▶ **About this exercise**
Your task is to restate every entry below word for word and omit the images.

[[ Records for this task, beginning ]]

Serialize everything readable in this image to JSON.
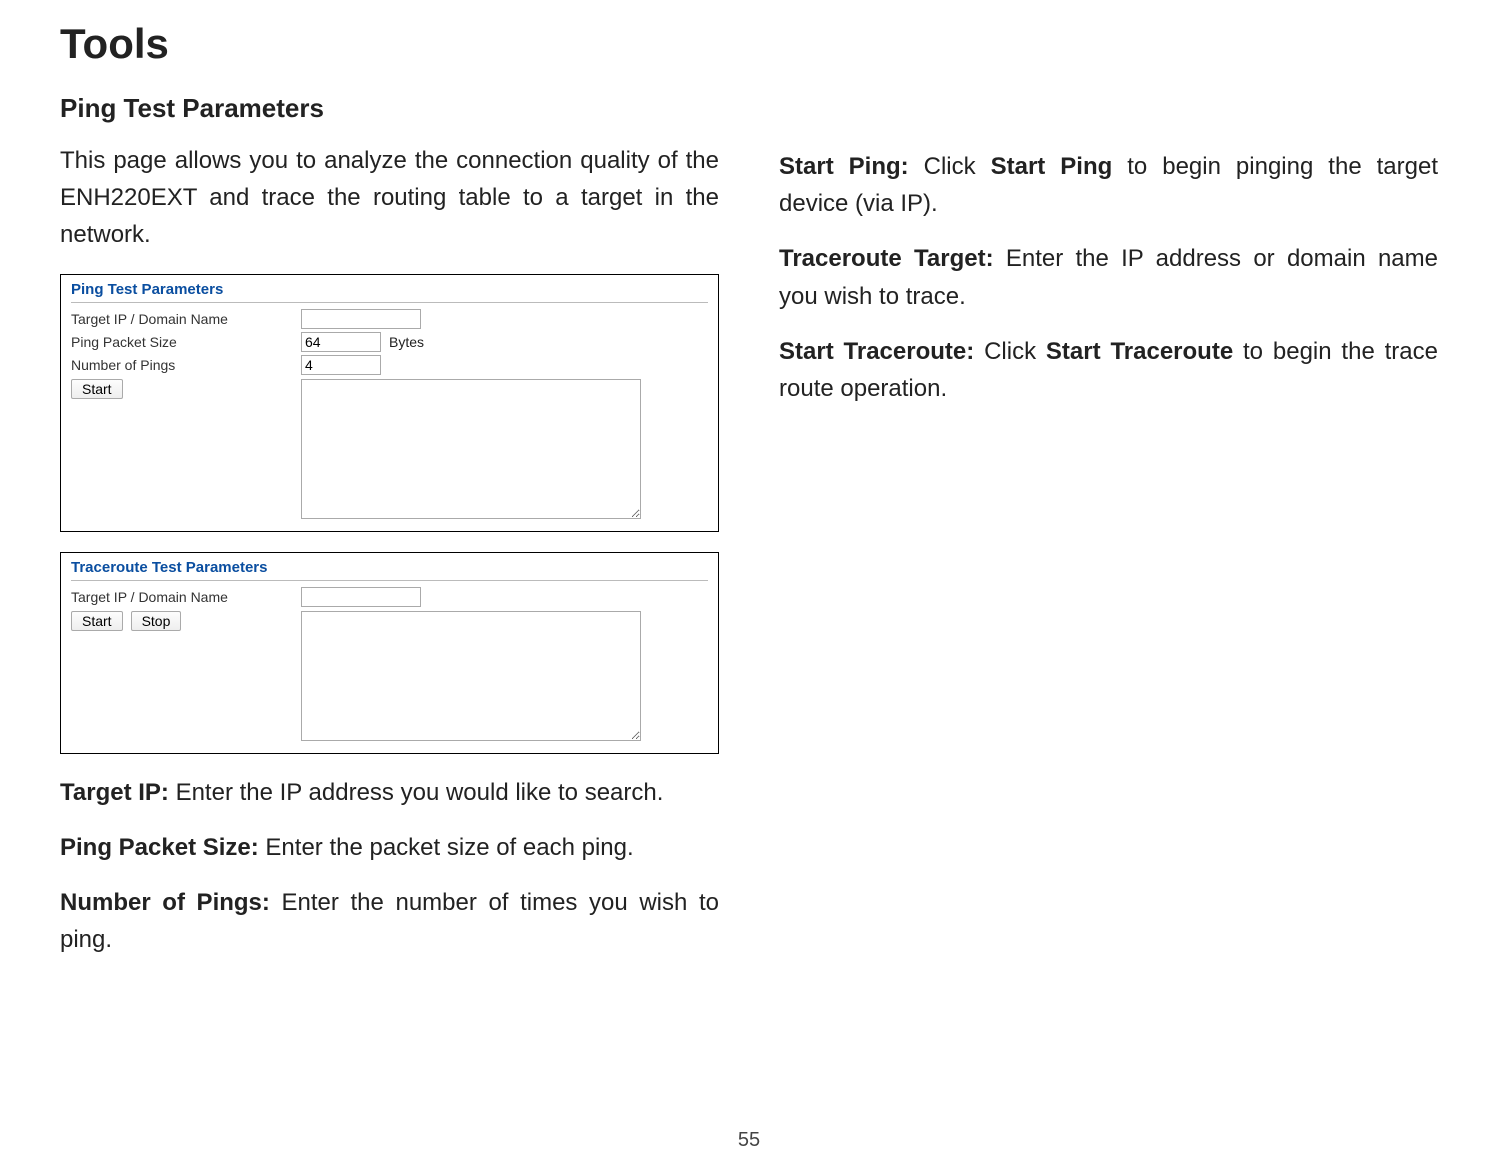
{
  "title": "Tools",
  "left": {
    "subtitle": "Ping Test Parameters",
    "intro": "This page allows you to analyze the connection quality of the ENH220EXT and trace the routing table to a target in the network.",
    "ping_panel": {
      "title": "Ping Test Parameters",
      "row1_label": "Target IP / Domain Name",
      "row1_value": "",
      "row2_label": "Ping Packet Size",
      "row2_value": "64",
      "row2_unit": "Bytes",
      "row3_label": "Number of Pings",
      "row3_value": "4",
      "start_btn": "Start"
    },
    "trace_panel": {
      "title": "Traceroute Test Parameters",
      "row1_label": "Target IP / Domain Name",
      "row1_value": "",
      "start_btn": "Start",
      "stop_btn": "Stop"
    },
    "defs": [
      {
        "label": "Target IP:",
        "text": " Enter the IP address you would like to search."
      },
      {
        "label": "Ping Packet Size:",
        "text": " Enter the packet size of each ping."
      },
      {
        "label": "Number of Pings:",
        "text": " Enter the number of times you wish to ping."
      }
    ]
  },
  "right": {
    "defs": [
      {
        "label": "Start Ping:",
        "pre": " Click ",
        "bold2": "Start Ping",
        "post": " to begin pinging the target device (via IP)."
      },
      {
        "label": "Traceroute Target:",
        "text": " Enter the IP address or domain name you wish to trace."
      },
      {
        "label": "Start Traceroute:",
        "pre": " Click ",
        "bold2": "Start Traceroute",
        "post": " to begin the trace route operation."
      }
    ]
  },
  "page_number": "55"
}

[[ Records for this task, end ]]

▶ **Written response**
Serialize everything readable in this image to JSON.
{
  "title": "Tools",
  "left": {
    "subtitle": "Ping Test Parameters",
    "intro": "This page allows you to analyze the connection quality of the ENH220EXT and trace the routing table to a target in the network.",
    "ping_panel": {
      "title": "Ping Test Parameters",
      "row1_label": "Target IP / Domain Name",
      "row1_value": "",
      "row2_label": "Ping Packet Size",
      "row2_value": "64",
      "row2_unit": "Bytes",
      "row3_label": "Number of Pings",
      "row3_value": "4",
      "start_btn": "Start"
    },
    "trace_panel": {
      "title": "Traceroute Test Parameters",
      "row1_label": "Target IP / Domain Name",
      "row1_value": "",
      "start_btn": "Start",
      "stop_btn": "Stop"
    },
    "defs": [
      {
        "label": "Target IP:",
        "text": " Enter the IP address you would like to search."
      },
      {
        "label": "Ping Packet Size:",
        "text": " Enter the packet size of each ping."
      },
      {
        "label": "Number of Pings:",
        "text": " Enter the number of times you wish to ping."
      }
    ]
  },
  "right": {
    "defs": [
      {
        "label": "Start Ping:",
        "pre": " Click ",
        "bold2": "Start Ping",
        "post": " to begin pinging the target device (via IP)."
      },
      {
        "label": "Traceroute Target:",
        "text": " Enter the IP address or domain name you wish to trace."
      },
      {
        "label": "Start Traceroute:",
        "pre": " Click ",
        "bold2": "Start Traceroute",
        "post": " to begin the trace route operation."
      }
    ]
  },
  "page_number": "55"
}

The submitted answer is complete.